- Most green jerseys (total points):
- Most white jerseys (best young rider):
- Shortest margin of victory:
- 8 seconds: Greg Lemond over Laurent Fignon in 1989 (Lemond overcame 50 seconds in the final time trial using aero bars for the first time in the TdF).
- Greatest margin of victory:
- France (36)
- Belgium (18)
- Spain (12)
- Italy (10)
- Britain (6)
- Luxembourg (5)
- USA (3)
- Hardest climb ever in the Tour de France: Col de la Loze (Meribel).
EXPLANATION OF KING OF MOUNTAIN, KOM POINTS AND BONUS POINTS
FOR THE 2023 TOUR DE FRANCE
KOM DEFINED: Climb-related points are accumulated during the race. The rider with the most accumulated points at the beginning of the stage wears the red polka dot jersey that day, and the rider with the most points at the end of the race is crowned that year’s Tour de France King of the Mountains.
“Category”: When the mountain classification (King of the Mountains) was introduced in 1933, there were points given to the first 10 riders over the summit (10 for first, 1 for tenth). In 1947, the Tour introduced two climb “categories” with a certain amount of points for the second category and twice as many as for the first category. Over the years “categories” were added, in addition to an “Above” category (Hors or HC) and since 1979 there have been a HC (hardest), Category 1 (second hardest) on down to Category 4 (least difficult climb).
The category of the climb is significant for two reasons:
- The points awarded for the TdF KOM for each climb is based upon the category of climb - thus, “category” is the basis for the points that are used to determine each year’s King of the Mountains.
- Most cycling fans, particularly Grand Tour fans, are very interested in the climb “category” because that tells them how hard each climb on a stage is, where the riders will struggle more, and the point in a stage where that day, or even the entire tour, will be won or lost.
- King of the Mountains: Mountain Classification victories (first recognized in 1933; jersey introduced 1975)
- 2020 & 2021 King of the Mountains: Tadej Pogačar, Slovenia (also won the TdF and the Young Rider classification)
POINTS: KOM points are awarded in three ways on the Tour de France:
- To riders first over the summit of categorized climbs (in descending order HC, 1-4).
- The higher the category the more riders receive points (HC points are awarded to eight riders, while CAT 4 points are awarded to only one rider).
- Bonus point (see below).
- Points for altitude finishes.

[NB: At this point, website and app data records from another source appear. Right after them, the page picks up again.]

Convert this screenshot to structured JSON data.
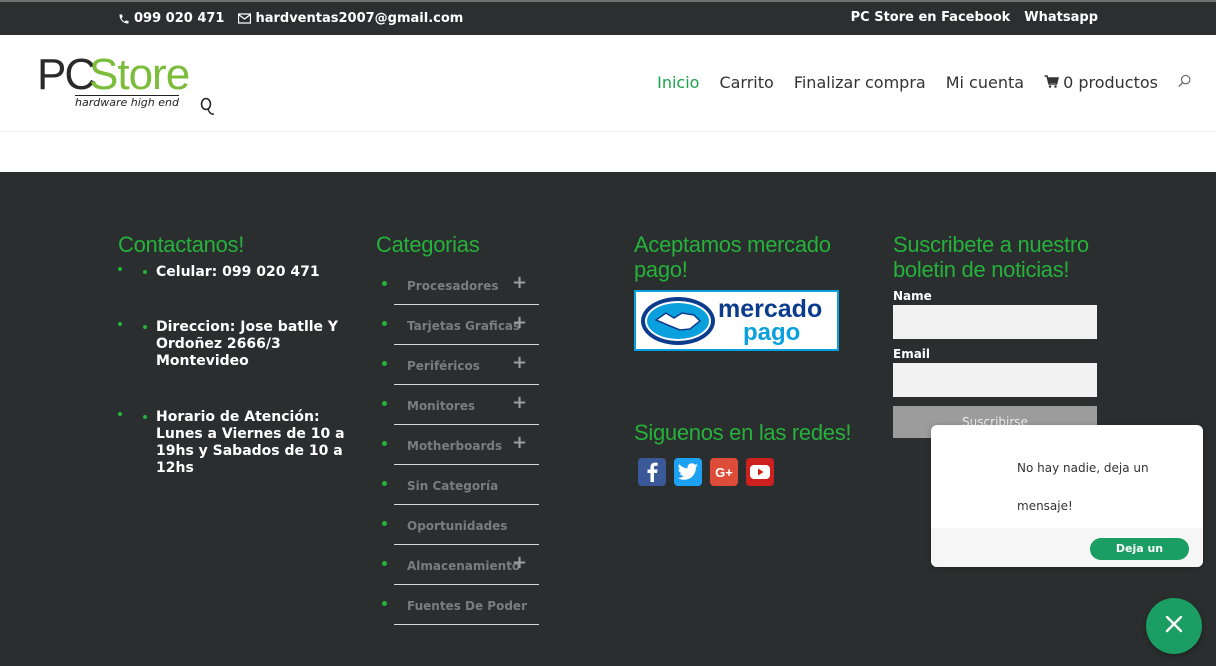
{
  "topbar": {
    "phone": "099 020 471",
    "email": "hardventas2007@gmail.com",
    "facebook_link": "PC Store en Facebook",
    "whatsapp_link": "Whatsapp"
  },
  "logo": {
    "pc": "PC",
    "store": "Store",
    "tagline": "hardware high end"
  },
  "nav": {
    "items": [
      "Inicio",
      "Carrito",
      "Finalizar compra",
      "Mi cuenta"
    ],
    "cart_label": "0 productos"
  },
  "footer": {
    "contact": {
      "title": "Contactanos!",
      "items": [
        "Celular: 099 020 471",
        "Direccion: Jose batlle Y Ordoñez 2666/3 Montevideo",
        "Horario de Atención: Lunes a Viernes de 10 a 19hs y Sabados de 10 a 12hs"
      ]
    },
    "categories": {
      "title": "Categorias",
      "items": [
        {
          "label": "Procesadores",
          "expandable": true
        },
        {
          "label": "Tarjetas Graficas",
          "expandable": true
        },
        {
          "label": "Periféricos",
          "expandable": true
        },
        {
          "label": "Monitores",
          "expandable": true
        },
        {
          "label": "Motherboards",
          "expandable": true
        },
        {
          "label": "Sin Categoría",
          "expandable": false
        },
        {
          "label": "Oportunidades",
          "expandable": false
        },
        {
          "label": "Almacenamiento",
          "expandable": true
        },
        {
          "label": "Fuentes De Poder",
          "expandable": false
        }
      ]
    },
    "payments": {
      "title": "Aceptamos mercado pago!",
      "badge_line1": "mercado",
      "badge_line2": "pago"
    },
    "socials": {
      "title": "Siguenos en las redes!",
      "icons": [
        "facebook-icon",
        "twitter-icon",
        "google-plus-icon",
        "youtube-icon"
      ],
      "gplus_text": "G+"
    },
    "newsletter": {
      "title": "Suscribete a nuestro boletin de noticias!",
      "name_label": "Name",
      "email_label": "Email",
      "button_label": "Suscribirse"
    }
  },
  "chat": {
    "message": "No hay nadie, deja un mensaje!",
    "button_label": "Deja un mensaje"
  },
  "colors": {
    "accent_green": "#25b13b",
    "nav_active": "#1aa34a",
    "chat_green": "#1a9e63",
    "footer_bg": "#2b2e2e",
    "topbar_bg": "#2c2f2f"
  }
}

TDF POINTS FORMULA: Wikipedia has the best summary and graph we’ve seen for TdF KOM points distribution:
The points gained by consecutive riders reaching a mountain top are distributed according to the following classification:

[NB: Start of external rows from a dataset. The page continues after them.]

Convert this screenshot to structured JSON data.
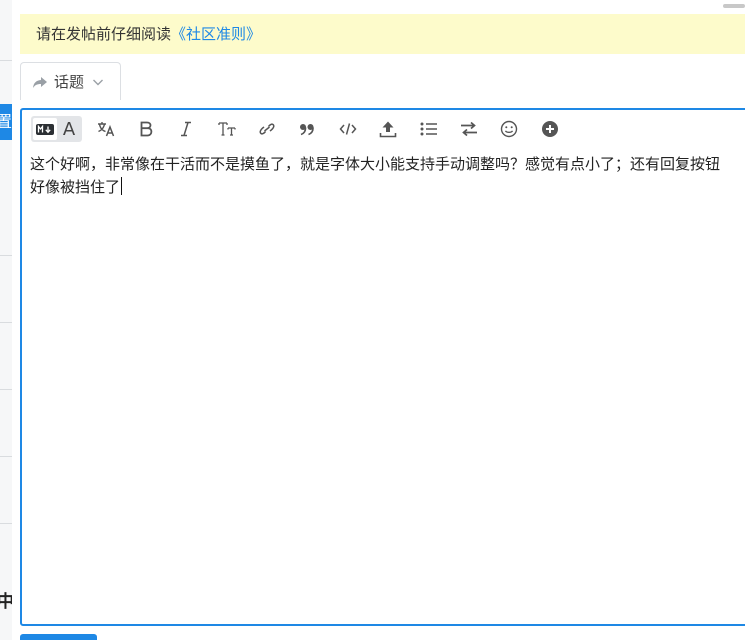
{
  "background_page": {
    "tab_fragment": "置",
    "bottom_fragment": "中"
  },
  "notice": {
    "text": "请在发帖前仔细阅读",
    "link": "《社区准则》"
  },
  "topic_button": {
    "label": "话题",
    "icon": "share-arrow-icon",
    "dropdown_icon": "chevron-down-icon"
  },
  "editor": {
    "mode_markdown_icon": "markdown-icon",
    "mode_rich_label": "A",
    "toolbar_icons": [
      "translate-icon",
      "bold-icon",
      "italic-icon",
      "heading-icon",
      "link-icon",
      "quote-icon",
      "code-icon",
      "upload-icon",
      "list-icon",
      "swap-icon",
      "emoji-icon",
      "plus-circle-icon"
    ],
    "content": "这个好啊，非常像在干活而不是摸鱼了，就是字体大小能支持手动调整吗？感觉有点小了；还有回复按钮好像被挡住了"
  },
  "colors": {
    "accent": "#1e88e5",
    "notice_bg": "#fdfbcb"
  }
}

Wikipedia - Mountains Classification - Tour de France
BONUS POINTS: These points go towards the King of the Mountain designation and are awarded to the first (8 points), second (5 points), and third (2 points) riders reaching designated summits in the race.
- There are no KOM bonuses in the 2022 Tour de France.
MONEY PRIZES FOR KING OF THE MOUNTAINS
- Prize for first to eighth place:
- Winner = €25,000
- 2nd = €15,000
- 3rd = €10,000
- 4th = €4,000
- 5th = €3,500
- 6th = €3,000
- 7th = €2,500
- 8th = €2,000
- Daily prize for wearing the Polka Dot jersey = €6,000
- Per category climb:
- 1st = €800
- 2nd = €450
- 3rd = €300
- 1st = €650
- 2nd = €400
- 3rd = €150
- Sourvenir Henri Desgrange €5000 first to Col du Galibier pass Stage 11.
The maximum amount the KOM winner could earn if he won every stage and wore the jersey from Stage 2 to the finish is $60,300 Euros (62,773 USD)